Japan and South Korea, among Iran's top customers, have halted all Iranian imports this month, shipments to China are in jeopardy because of a dispute over freight charges, and India has also reduced purchases. All of this is on top of the European Union's cut-off of Tehran crude from 1 July.
Iran's exports in 2011 were estimated at 2.2 million bpd average in 2011. Tehran was said by industry sources to have shipped between 1.2 million and 1.3 million bpd in June.
July's cut translates into a loss of around $3.4 billion in monthly Government revenue compared to a year ago.
1330 GMT: Poll Watch. Back from an extended academic break to find a useful summary from Eskandar Sadeghi-Boroujerdi of the poll fiasco of Iran State TV's website, in which it got the inconvenient outcome that 58% of respondents favoured suspension of uranium enrichment in exchange for sanctions relief. The website tried for a "better" poll, only to find 89% opposing the closure of the Straits of Hormuz, and then scrapped the exercise in favour of a question about football.
But that's not all: Iranian media "explained" the original surprise on the uranium enrichment question --- the BBC had hacked State TV's website.
0640 GMT: Foreign Affairs Watch (Egypt Edition). The Islamic Republic's troubled campaign to portray itself as the partner of post-Mubarak Egypt in remaking the Middle East continues....
Fars makes another contribution, days after it allegedly posted a "fake" interview with Egyptian President Mohamed Morsi.

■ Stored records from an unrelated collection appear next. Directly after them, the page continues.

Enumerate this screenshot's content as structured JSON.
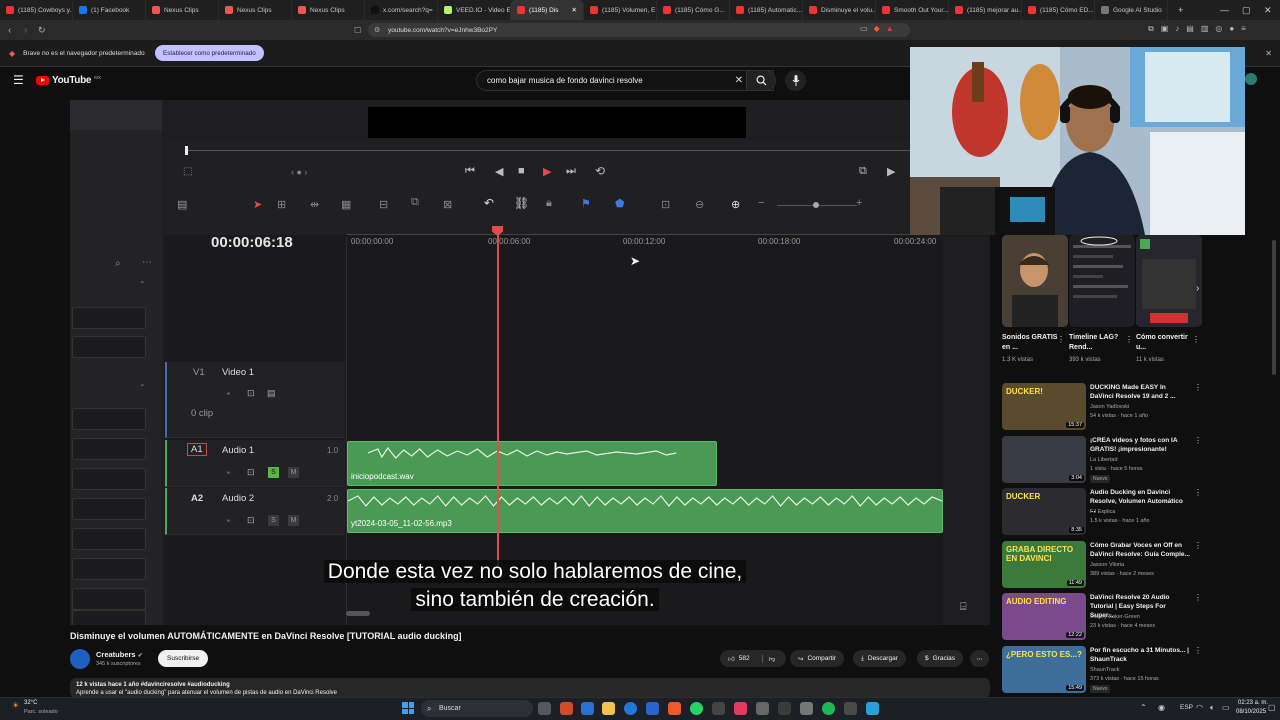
{
  "tabs": [
    {
      "label": "(1185) Cowboys y...",
      "color": "#e33"
    },
    {
      "label": "(1) Facebook",
      "color": "#1877f2"
    },
    {
      "label": "Nexus Clips",
      "color": "#e55"
    },
    {
      "label": "Nexus Clips",
      "color": "#e55"
    },
    {
      "label": "Nexus Clips",
      "color": "#e55"
    },
    {
      "label": "x.com/search?q=",
      "color": "#111"
    },
    {
      "label": "VEED.IO - Video E...",
      "color": "#b6f36a"
    },
    {
      "label": "(1185) Dis",
      "color": "#e33",
      "active": true
    },
    {
      "label": "(1185) Volumen, E...",
      "color": "#e33"
    },
    {
      "label": "(1185) Cómo G...",
      "color": "#e33"
    },
    {
      "label": "(1185) Automatic...",
      "color": "#e33"
    },
    {
      "label": "Disminuye el volu...",
      "color": "#e33"
    },
    {
      "label": "Smooth Out Your...",
      "color": "#e33"
    },
    {
      "label": "(1185) mejorar au...",
      "color": "#e33"
    },
    {
      "label": "(1185) Cómo ED...",
      "color": "#e33"
    },
    {
      "label": "Google AI Studio",
      "color": "#777"
    }
  ],
  "address": {
    "url": "youtube.com/watch?v=eJnhw3Bo2PY"
  },
  "infobar": {
    "message": "Brave no es el navegador predeterminado",
    "button": "Establecer como predeterminado"
  },
  "youtube": {
    "logo": "YouTube",
    "region": "MX",
    "search_query": "como bajar musica de fondo davinci resolve"
  },
  "resolve": {
    "timecode": "00:00:06:18",
    "ruler": [
      "00:00:00:00",
      "00:00:06:00",
      "00:00:12:00",
      "00:00:18:00",
      "00:00:24:00"
    ],
    "tracks": [
      {
        "id": "V1",
        "name": "Video 1",
        "info": "0 clip"
      },
      {
        "id": "A1",
        "name": "Audio 1",
        "level": "1.0",
        "clip": "iniciopodcast.wav"
      },
      {
        "id": "A2",
        "name": "Audio 2",
        "level": "2.0",
        "clip": "yt2024-03-05_11-02-56.mp3"
      }
    ],
    "solo_label": "S",
    "mute_label": "M"
  },
  "subtitles": {
    "line1": "Donde esta vez no solo hablaremos de cine,",
    "line2": "sino también de creación."
  },
  "video": {
    "title": "Disminuye el volumen AUTOMÁTICAMENTE en DaVinci Resolve [TUTORIAL audio ducking]",
    "channel": "Creatubers",
    "subscribers": "345 k suscriptores",
    "subscribe": "Suscribirse",
    "likes": "582",
    "share": "Compartir",
    "download": "Descargar",
    "thanks": "Gracias",
    "desc_line1": "12 k vistas  hace 1 año  #davinciresolve #audioducking",
    "desc_line2": "Aprende a usar el \"audio ducking\" para atenuar el volumen de pistas de audio en DaVinci Resolve"
  },
  "shorts": [
    {
      "title": "Sonidos GRATIS en ...",
      "views": "1.3 K vistas"
    },
    {
      "title": "Timeline LAG? Rend...",
      "views": "393 k vistas"
    },
    {
      "title": "Cómo convertir u...",
      "views": "11 k vistas"
    }
  ],
  "recommended": [
    {
      "title": "DUCKING Made EASY In DaVinci Resolve 19 and 2 ...",
      "channel": "Jason Yadlovski",
      "meta": "54 k vistas · hace 1 año",
      "duration": "15:37",
      "thumb_text": "DUCKER!",
      "color": "#5a4a2e"
    },
    {
      "title": "¡CREA videos y fotos con IA GRATIS! ¡impresionante!",
      "channel": "La Libertad",
      "meta": "1 vista · hace 5 horas",
      "duration": "3:04",
      "badge": "Nuevo",
      "thumb_text": "",
      "color": "#3a3a44"
    },
    {
      "title": "Audio Ducking en Davinci Resolve, Volumen Automático ...",
      "channel": "FJ Explica",
      "meta": "1.5 k vistas · hace 1 año",
      "duration": "8:35",
      "thumb_text": "DUCKER",
      "color": "#2c2c30"
    },
    {
      "title": "Cómo Grabar Voces en Off en DaVinci Resolve: Guía Comple...",
      "channel": "Jasson Viloria",
      "meta": "389 vistas · hace 2 meses",
      "duration": "11:49",
      "thumb_text": "GRABA DIRECTO EN DAVINCI",
      "color": "#3b7a3b"
    },
    {
      "title": "DaVinci Resolve 20 Audio Tutorial | Easy Steps For Super...",
      "channel": "Sidney Baker-Green",
      "meta": "23 k vistas · hace 4 meses",
      "duration": "12:22",
      "thumb_text": "AUDIO EDITING",
      "color": "#7a4a8a"
    },
    {
      "title": "Por fin escucho a 31 Minutos... | ShaunTrack",
      "channel": "ShaunTrack",
      "meta": "373 k vistas · hace 15 horas",
      "duration": "15:49",
      "badge": "Nuevo",
      "thumb_text": "¿PERO ESTO ES...?",
      "color": "#3d6e9a"
    }
  ],
  "taskbar": {
    "weather_temp": "32°C",
    "weather_desc": "Parc. soleado",
    "search": "Buscar",
    "lang": "ESP",
    "time": "02:23 a. m.",
    "date": "08/10/2025"
  }
}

The site declares that Morsi has been invited to Iran next month, in a personal phone call from President Ahmadinejad.
What Fars does not mention is that it had reported earlier this week that Morsi had already accepted an invitation, only for the Egyptian President's spokesman to deny the claim.

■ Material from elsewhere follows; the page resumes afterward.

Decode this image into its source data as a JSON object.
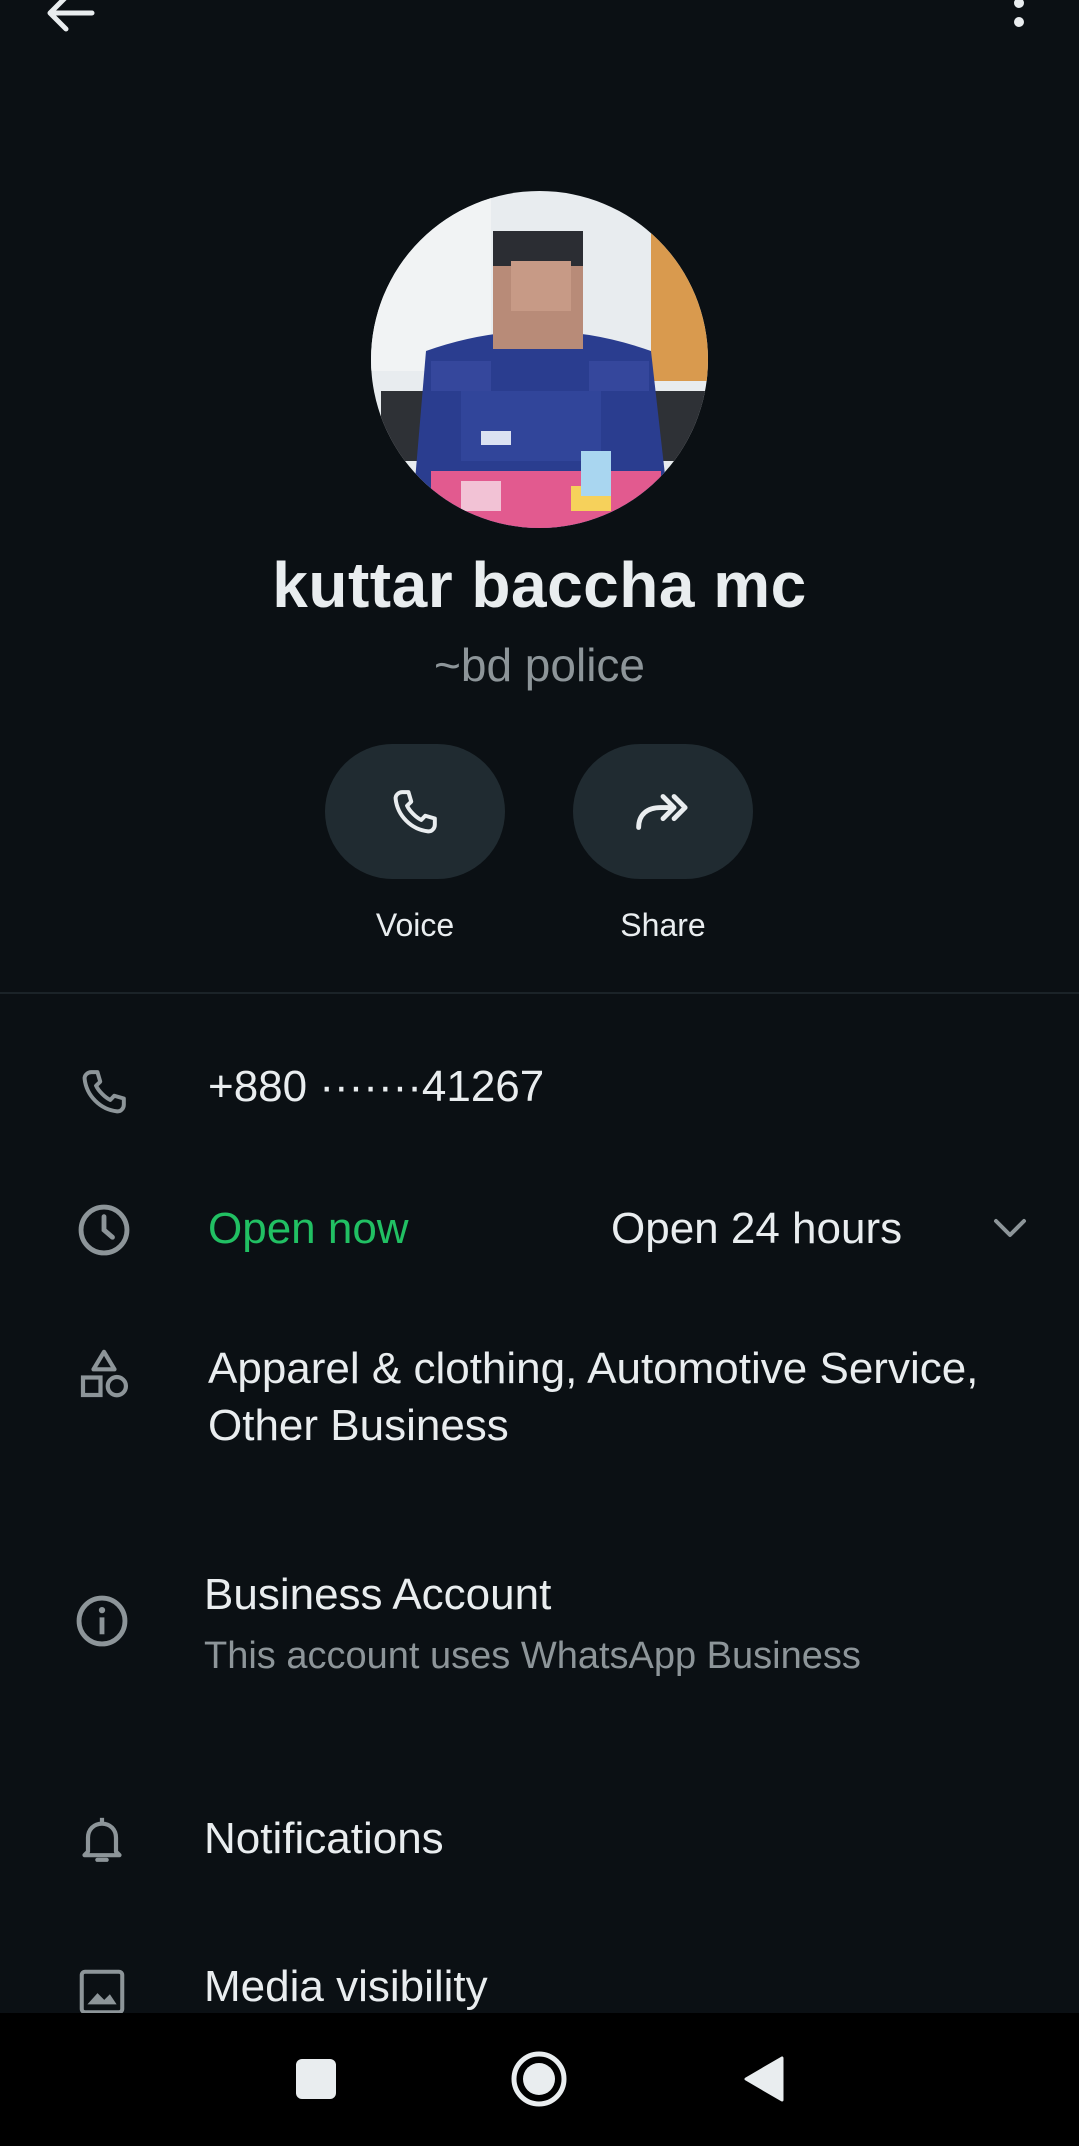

0610 GMT: The Oil Squeeze. Thomas Erdbrink and Clifford Krauss of The New York Times follow up on one of the clearest signs of trouble for Iran's oil exports --- the tankers being used for storage of crude that cannot be sold:
The hulking tanker Neptune was floating aimlessly this week in the warm waters of the Persian Gulf, a fresh coat of black paint barely concealing its true identity as an Iranian ship loaded with hundreds of thousands of barrels of oil that no one is willing to buy.
The ship’s real name was Iran Astaneh, and it was part of a fleet of about 65 Iranian tankers serving as floating storage facilities for Iranian oil, each one given a nautical makeover to conceal its origin and make a buyer easier to find. The Neptune had been floating there for a month, and local fishermen said there were two even larger tankers anchored nearby.
Iran, faced with increasingly stringent economic sanctions imposed by the international community to force it to abandon any ambitions to develop nuclear weapons, has been reluctant to reduce its oil production, fearing that doing so could damage its wells. But Iran has insufficient space to store the crude it cannot sell. So while it furiously works to build storage capacity on shore, it has turned to mothballing at sea.
“We have never seen so many just waiting around,” said Rostam, a fisherman and smuggler who regularly works these waters.
0500 GMT: A day of rhetoric from Tehran, with military commanders and politicians trying to out-do each other in the presentation of Iranian strength standing up to the US-European-Israeli-Arab States enemy. At the conclusion of three days of military exercises, Minister of Defense Ahmad Vahidi spoke of "a message signaling Tehran's firm response to enemy threats".
First prize, however, went to the commander of the Revolutionary Guards, Ali Hajizadeh, who spoke of Iran's ability to wipe out 35 US bases:
We have thought of measures to set up bases and deploy missiles to destroy all these bases in the early minutes after an attack.
All these bases are within the reach of our missiles. Meantime, the occupied lands (of Israel) are good targets for us as well.